--- START ---

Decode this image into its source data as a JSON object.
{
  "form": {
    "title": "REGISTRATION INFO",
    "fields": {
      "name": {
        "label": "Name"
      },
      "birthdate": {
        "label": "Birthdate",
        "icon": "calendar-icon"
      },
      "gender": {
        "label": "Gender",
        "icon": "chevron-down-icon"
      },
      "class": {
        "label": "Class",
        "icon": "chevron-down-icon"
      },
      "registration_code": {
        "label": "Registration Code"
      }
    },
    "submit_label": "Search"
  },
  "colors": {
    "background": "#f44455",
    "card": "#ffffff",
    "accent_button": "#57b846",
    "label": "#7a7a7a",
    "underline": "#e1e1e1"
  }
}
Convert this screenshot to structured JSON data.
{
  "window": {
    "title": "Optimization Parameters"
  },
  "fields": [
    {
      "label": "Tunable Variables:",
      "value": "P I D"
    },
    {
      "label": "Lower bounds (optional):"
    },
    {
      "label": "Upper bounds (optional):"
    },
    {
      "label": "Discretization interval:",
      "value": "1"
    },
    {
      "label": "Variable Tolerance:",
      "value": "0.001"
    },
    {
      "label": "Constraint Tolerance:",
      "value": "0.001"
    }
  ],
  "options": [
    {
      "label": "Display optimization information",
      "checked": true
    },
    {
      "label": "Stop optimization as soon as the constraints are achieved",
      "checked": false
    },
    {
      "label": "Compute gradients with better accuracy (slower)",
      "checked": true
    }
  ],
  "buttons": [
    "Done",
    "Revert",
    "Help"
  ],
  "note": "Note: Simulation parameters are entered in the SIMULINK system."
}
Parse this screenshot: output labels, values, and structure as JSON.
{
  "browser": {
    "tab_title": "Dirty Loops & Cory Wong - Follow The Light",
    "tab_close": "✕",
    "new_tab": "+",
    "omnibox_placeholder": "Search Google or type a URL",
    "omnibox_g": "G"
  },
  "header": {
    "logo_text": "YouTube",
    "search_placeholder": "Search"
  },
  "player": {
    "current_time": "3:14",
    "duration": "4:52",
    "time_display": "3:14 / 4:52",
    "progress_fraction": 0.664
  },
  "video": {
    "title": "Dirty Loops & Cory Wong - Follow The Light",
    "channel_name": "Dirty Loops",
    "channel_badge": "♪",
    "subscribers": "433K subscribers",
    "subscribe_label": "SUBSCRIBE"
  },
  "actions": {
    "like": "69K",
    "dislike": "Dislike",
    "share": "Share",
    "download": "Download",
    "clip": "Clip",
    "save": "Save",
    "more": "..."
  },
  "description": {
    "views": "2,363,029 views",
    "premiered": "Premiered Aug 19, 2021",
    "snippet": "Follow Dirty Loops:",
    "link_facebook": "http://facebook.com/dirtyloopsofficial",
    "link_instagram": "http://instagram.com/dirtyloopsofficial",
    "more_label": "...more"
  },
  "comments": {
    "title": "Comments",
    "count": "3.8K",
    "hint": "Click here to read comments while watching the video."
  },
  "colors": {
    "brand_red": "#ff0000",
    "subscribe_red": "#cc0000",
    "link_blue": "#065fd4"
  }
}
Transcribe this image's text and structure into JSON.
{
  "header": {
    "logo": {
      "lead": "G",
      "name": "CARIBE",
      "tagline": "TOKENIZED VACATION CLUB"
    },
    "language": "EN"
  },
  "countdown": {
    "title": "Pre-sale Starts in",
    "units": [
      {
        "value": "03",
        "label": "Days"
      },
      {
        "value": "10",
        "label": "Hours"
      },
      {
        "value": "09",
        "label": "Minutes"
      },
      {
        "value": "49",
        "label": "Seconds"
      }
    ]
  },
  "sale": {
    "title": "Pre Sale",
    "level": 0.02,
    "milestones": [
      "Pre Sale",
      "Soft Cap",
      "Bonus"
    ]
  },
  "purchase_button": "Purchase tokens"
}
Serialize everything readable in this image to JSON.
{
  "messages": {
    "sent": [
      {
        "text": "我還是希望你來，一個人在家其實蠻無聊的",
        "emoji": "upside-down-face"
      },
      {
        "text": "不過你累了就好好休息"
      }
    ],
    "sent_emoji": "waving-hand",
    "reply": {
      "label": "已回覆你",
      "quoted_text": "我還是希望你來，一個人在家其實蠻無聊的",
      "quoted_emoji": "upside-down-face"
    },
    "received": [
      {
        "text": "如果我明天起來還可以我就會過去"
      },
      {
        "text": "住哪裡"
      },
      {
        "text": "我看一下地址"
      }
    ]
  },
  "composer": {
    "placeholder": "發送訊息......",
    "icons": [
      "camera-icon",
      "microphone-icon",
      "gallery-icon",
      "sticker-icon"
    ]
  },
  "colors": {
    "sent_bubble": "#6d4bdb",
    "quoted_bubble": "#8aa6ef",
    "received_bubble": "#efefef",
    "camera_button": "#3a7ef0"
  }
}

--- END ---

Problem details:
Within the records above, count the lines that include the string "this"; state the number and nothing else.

Exercise result:
5